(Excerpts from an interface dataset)

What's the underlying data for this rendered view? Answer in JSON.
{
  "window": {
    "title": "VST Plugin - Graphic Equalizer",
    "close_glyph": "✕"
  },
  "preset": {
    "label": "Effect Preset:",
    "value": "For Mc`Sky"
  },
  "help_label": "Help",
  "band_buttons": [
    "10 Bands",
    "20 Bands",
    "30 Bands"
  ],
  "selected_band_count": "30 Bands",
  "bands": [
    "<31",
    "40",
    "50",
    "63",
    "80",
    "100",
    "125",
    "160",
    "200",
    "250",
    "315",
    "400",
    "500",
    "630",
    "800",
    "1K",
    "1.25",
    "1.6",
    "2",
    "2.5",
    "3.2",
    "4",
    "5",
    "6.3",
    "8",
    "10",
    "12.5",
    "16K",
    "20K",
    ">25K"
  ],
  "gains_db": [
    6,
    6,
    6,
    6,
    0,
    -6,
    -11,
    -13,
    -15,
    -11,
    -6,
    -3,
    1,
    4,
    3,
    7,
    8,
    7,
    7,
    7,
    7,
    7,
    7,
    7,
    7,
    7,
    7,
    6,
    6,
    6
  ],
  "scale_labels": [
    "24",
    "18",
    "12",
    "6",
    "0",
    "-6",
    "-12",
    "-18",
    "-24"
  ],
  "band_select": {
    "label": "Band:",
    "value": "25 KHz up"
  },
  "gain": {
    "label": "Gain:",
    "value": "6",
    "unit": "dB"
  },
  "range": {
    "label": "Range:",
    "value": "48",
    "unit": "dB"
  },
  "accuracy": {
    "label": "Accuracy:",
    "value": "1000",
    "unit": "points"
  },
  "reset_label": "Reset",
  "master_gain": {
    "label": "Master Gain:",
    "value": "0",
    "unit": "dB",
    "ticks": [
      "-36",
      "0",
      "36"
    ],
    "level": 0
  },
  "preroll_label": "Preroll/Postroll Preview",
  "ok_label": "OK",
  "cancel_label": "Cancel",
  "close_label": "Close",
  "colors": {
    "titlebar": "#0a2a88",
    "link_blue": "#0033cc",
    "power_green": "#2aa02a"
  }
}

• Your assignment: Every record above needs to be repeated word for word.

• Exercise solution:
What's the underlying data for this rendered view? Answer in JSON.
{
  "window": {
    "title": "VST Plugin - Graphic Equalizer",
    "close_glyph": "✕"
  },
  "preset": {
    "label": "Effect Preset:",
    "value": "For Mc`Sky"
  },
  "help_label": "Help",
  "band_buttons": [
    "10 Bands",
    "20 Bands",
    "30 Bands"
  ],
  "selected_band_count": "30 Bands",
  "bands": [
    "<31",
    "40",
    "50",
    "63",
    "80",
    "100",
    "125",
    "160",
    "200",
    "250",
    "315",
    "400",
    "500",
    "630",
    "800",
    "1K",
    "1.25",
    "1.6",
    "2",
    "2.5",
    "3.2",
    "4",
    "5",
    "6.3",
    "8",
    "10",
    "12.5",
    "16K",
    "20K",
    ">25K"
  ],
  "gains_db": [
    6,
    6,
    6,
    6,
    0,
    -6,
    -11,
    -13,
    -15,
    -11,
    -6,
    -3,
    1,
    4,
    3,
    7,
    8,
    7,
    7,
    7,
    7,
    7,
    7,
    7,
    7,
    7,
    7,
    6,
    6,
    6
  ],
  "scale_labels": [
    "24",
    "18",
    "12",
    "6",
    "0",
    "-6",
    "-12",
    "-18",
    "-24"
  ],
  "band_select": {
    "label": "Band:",
    "value": "25 KHz up"
  },
  "gain": {
    "label": "Gain:",
    "value": "6",
    "unit": "dB"
  },
  "range": {
    "label": "Range:",
    "value": "48",
    "unit": "dB"
  },
  "accuracy": {
    "label": "Accuracy:",
    "value": "1000",
    "unit": "points"
  },
  "reset_label": "Reset",
  "master_gain": {
    "label": "Master Gain:",
    "value": "0",
    "unit": "dB",
    "ticks": [
      "-36",
      "0",
      "36"
    ],
    "level": 0
  },
  "preroll_label": "Preroll/Postroll Preview",
  "ok_label": "OK",
  "cancel_label": "Cancel",
  "close_label": "Close",
  "colors": {
    "titlebar": "#0a2a88",
    "link_blue": "#0033cc",
    "power_green": "#2aa02a"
  }
}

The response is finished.